TO DO: For every line in the entries that contains "arrow", show the whole line.

TASK INPUTS:

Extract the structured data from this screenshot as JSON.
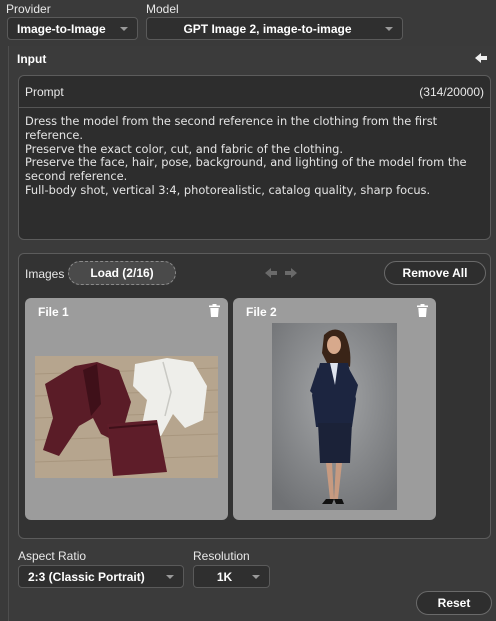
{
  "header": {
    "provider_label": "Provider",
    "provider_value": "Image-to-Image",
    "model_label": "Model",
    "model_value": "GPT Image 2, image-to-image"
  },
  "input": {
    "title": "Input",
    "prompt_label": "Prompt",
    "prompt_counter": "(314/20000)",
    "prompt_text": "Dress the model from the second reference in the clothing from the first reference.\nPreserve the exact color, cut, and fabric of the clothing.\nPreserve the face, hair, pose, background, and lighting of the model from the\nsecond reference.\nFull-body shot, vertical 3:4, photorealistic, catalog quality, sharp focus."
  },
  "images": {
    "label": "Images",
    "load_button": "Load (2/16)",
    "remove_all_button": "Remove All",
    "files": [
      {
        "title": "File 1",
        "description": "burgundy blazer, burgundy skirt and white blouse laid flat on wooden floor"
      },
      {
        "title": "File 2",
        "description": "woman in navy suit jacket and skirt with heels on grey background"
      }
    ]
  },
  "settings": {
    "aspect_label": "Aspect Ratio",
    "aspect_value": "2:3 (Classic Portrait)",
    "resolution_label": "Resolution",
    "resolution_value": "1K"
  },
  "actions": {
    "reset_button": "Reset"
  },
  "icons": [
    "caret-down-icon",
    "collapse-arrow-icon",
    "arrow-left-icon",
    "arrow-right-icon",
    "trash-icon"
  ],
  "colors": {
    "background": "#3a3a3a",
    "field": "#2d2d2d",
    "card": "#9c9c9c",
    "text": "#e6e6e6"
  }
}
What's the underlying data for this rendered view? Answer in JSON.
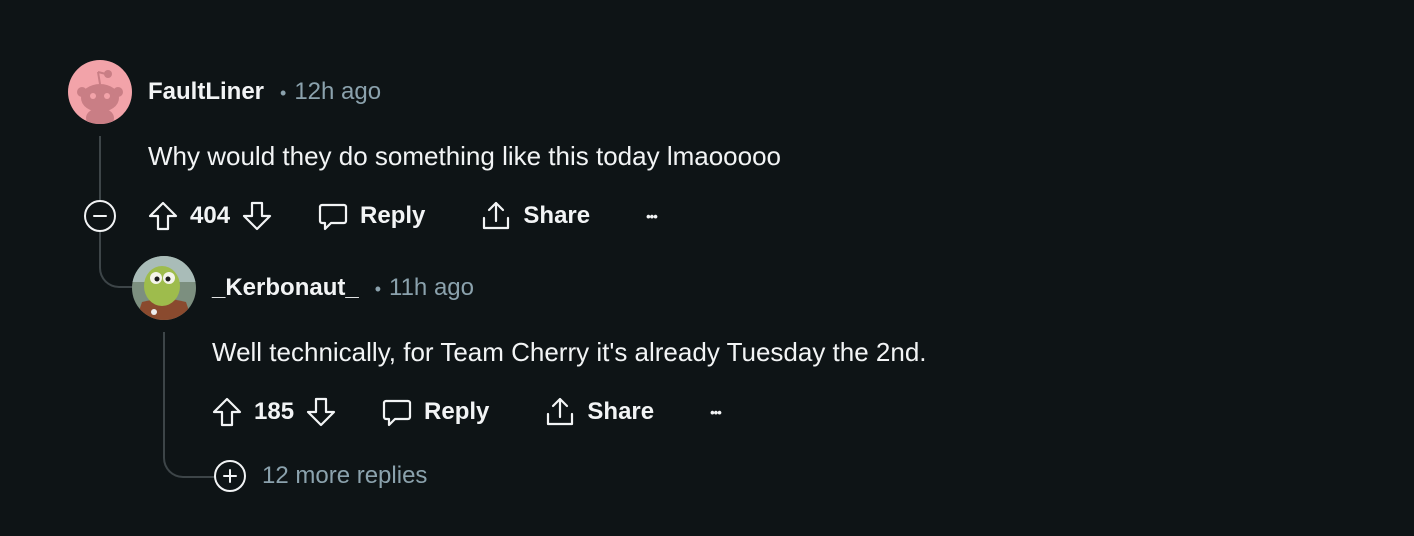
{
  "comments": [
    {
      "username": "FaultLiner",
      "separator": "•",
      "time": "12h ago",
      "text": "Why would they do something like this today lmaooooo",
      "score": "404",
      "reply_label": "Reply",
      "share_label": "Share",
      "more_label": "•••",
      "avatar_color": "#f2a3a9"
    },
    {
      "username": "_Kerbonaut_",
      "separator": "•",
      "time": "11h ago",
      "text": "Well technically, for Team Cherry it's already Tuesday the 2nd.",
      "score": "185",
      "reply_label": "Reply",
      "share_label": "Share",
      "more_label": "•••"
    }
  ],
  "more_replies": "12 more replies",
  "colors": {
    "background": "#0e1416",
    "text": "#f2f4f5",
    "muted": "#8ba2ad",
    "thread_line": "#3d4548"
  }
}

EXERCISE OUTPUT:
    "collapse-arrow-icon",
    "arrow-left-icon",
    "arrow-right-icon",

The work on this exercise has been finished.